> What to do: Make a verbatim copy of all the records.

> Stored data:
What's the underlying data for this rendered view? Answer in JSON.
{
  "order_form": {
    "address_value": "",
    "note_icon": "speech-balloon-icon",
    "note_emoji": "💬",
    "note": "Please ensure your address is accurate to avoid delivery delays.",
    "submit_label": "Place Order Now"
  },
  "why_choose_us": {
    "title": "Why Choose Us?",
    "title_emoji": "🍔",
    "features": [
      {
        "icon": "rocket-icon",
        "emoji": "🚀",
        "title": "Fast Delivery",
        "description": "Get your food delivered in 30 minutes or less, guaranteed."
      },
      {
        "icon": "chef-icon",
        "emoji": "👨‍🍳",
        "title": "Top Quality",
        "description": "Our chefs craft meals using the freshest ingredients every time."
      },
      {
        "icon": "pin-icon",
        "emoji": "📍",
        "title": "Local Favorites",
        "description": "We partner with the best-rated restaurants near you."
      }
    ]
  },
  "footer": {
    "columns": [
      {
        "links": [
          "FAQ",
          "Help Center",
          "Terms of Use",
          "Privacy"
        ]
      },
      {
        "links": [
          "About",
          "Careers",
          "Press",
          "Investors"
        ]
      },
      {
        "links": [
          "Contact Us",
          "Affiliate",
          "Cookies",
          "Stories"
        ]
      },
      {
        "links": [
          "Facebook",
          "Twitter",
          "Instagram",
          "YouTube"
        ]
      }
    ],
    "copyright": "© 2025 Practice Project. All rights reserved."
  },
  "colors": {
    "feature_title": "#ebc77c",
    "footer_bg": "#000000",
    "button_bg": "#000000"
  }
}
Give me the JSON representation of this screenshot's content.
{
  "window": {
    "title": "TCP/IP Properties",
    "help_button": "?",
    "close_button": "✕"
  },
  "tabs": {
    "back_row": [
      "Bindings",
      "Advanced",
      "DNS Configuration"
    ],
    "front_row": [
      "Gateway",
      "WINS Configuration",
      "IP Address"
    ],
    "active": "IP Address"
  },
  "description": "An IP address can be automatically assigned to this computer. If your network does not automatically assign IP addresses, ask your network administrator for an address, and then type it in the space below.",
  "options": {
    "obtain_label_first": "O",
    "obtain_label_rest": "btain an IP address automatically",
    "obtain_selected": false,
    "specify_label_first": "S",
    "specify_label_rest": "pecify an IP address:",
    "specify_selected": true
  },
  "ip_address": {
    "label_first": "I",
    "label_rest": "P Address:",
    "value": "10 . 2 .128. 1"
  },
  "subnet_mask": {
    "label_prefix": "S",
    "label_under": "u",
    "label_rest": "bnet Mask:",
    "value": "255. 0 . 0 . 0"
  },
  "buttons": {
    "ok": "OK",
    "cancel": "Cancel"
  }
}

> Answer for this exercise:
What's the underlying data for this rendered view? Answer in JSON.
{
  "order_form": {
    "address_value": "",
    "note_icon": "speech-balloon-icon",
    "note_emoji": "💬",
    "note": "Please ensure your address is accurate to avoid delivery delays.",
    "submit_label": "Place Order Now"
  },
  "why_choose_us": {
    "title": "Why Choose Us?",
    "title_emoji": "🍔",
    "features": [
      {
        "icon": "rocket-icon",
        "emoji": "🚀",
        "title": "Fast Delivery",
        "description": "Get your food delivered in 30 minutes or less, guaranteed."
      },
      {
        "icon": "chef-icon",
        "emoji": "👨‍🍳",
        "title": "Top Quality",
        "description": "Our chefs craft meals using the freshest ingredients every time."
      },
      {
        "icon": "pin-icon",
        "emoji": "📍",
        "title": "Local Favorites",
        "description": "We partner with the best-rated restaurants near you."
      }
    ]
  },
  "footer": {
    "columns": [
      {
        "links": [
          "FAQ",
          "Help Center",
          "Terms of Use",
          "Privacy"
        ]
      },
      {
        "links": [
          "About",
          "Careers",
          "Press",
          "Investors"
        ]
      },
      {
        "links": [
          "Contact Us",
          "Affiliate",
          "Cookies",
          "Stories"
        ]
      },
      {
        "links": [
          "Facebook",
          "Twitter",
          "Instagram",
          "YouTube"
        ]
      }
    ],
    "copyright": "© 2025 Practice Project. All rights reserved."
  },
  "colors": {
    "feature_title": "#ebc77c",
    "footer_bg": "#000000",
    "button_bg": "#000000"
  }
}
Give me the JSON representation of this screenshot's content.
{
  "window": {
    "title": "TCP/IP Properties",
    "help_button": "?",
    "close_button": "✕"
  },
  "tabs": {
    "back_row": [
      "Bindings",
      "Advanced",
      "DNS Configuration"
    ],
    "front_row": [
      "Gateway",
      "WINS Configuration",
      "IP Address"
    ],
    "active": "IP Address"
  },
  "description": "An IP address can be automatically assigned to this computer. If your network does not automatically assign IP addresses, ask your network administrator for an address, and then type it in the space below.",
  "options": {
    "obtain_label_first": "O",
    "obtain_label_rest": "btain an IP address automatically",
    "obtain_selected": false,
    "specify_label_first": "S",
    "specify_label_rest": "pecify an IP address:",
    "specify_selected": true
  },
  "ip_address": {
    "label_first": "I",
    "label_rest": "P Address:",
    "value": "10 . 2 .128. 1"
  },
  "subnet_mask": {
    "label_prefix": "S",
    "label_under": "u",
    "label_rest": "bnet Mask:",
    "value": "255. 0 . 0 . 0"
  },
  "buttons": {
    "ok": "OK",
    "cancel": "Cancel"
  }
}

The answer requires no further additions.